Publisher: Photographers’ Institute Press

Review by Conrad J. Obregon

A photographic portfolio is a presentation of a photographer’s work designed for the viewer’s aesthetic appreciation or for marketing purposes. An instructional photography book is designed to teach the reader how to make better photographs. Photographers can improve their skills by studying a good photographer’s portfolio, but that usually requires the reader to deduce techniques and vision from the images in the portfolio rather than receive instruction. I’m always skeptical when a photographer offers what seems to be his or her portfolio for purposes of instruction.

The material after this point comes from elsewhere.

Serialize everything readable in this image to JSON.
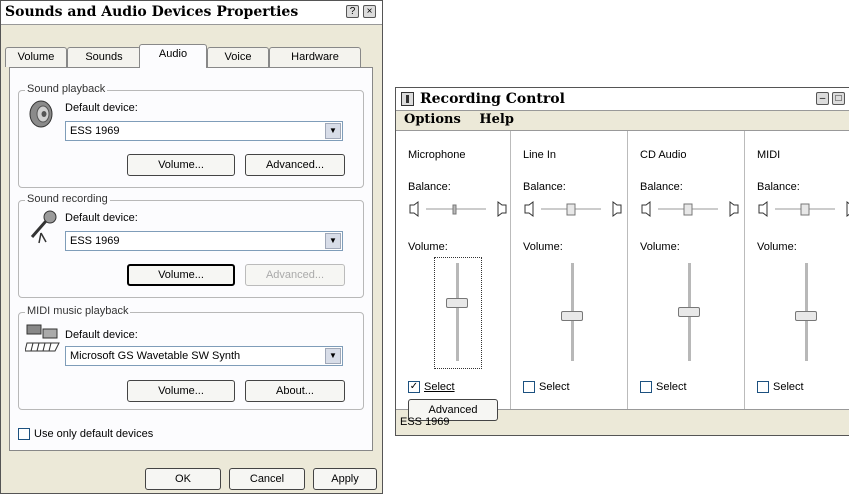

Color, Light & Composition: A Photographer’s Guide seems to be such a book. There are three chapters with the headings color, light and composition. Typically, the chapter on color discusses the properties of color including devices like the color wheel; dichotomies like warm and cool, dominant and receding, saturated and pastel; and enhancing color both with filters and Photoshop. All of the author’s teaching points are supported by her own excellent photographs, many of which are of flowers and other flora, a genre in which she specializes. A nice touch was the occasional comparison of two or more images of the same subject.

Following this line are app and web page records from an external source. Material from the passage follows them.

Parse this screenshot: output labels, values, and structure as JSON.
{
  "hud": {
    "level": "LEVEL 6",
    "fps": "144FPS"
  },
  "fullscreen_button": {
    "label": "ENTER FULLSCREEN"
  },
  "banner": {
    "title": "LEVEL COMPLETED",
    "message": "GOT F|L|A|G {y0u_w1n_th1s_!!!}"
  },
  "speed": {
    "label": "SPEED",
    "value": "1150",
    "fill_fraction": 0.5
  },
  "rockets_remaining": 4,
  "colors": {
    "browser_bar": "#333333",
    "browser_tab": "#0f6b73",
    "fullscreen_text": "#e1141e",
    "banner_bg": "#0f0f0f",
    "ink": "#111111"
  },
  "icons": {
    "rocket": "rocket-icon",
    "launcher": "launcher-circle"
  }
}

When I considered the book, I was a little surprised since the scope of the book seemed a bit limited compared to other similar photography instruction books, where the three subjects are often included along with others like focusing and exposure. This surprise increased when I found little mention of technical details like aperture. The book is aimed at photographers primarily interested in improving their skills in color, light and composition, although of course there had to be reference to other information. For example the discussion of composition included selection of lenses of different focal lengths. On the other hand, while the author discussed the importance of selective focus, there was little consideration of the nature of depth of field as such. Bishop dealt mostly with general principals, whose applicability bears repetition and reinforcement for most photographers.

Even though this is a portfolio book, the author’s words presented valid techniques to be applied and her pictures were exactly right to illustrate the point. Sometimes the teaching points were subtle enough to require a careful consideration of the images.

In summary, this seemed one of those rare portfolio books that also instructed, thanks to the author’s highlighting her technique as she presented her pictures. I suspect that not everyone will benefit from a careful examination of the book, but photographers with experience should find some material to burnish their skills.

This post sponsored by the Digital SLR Store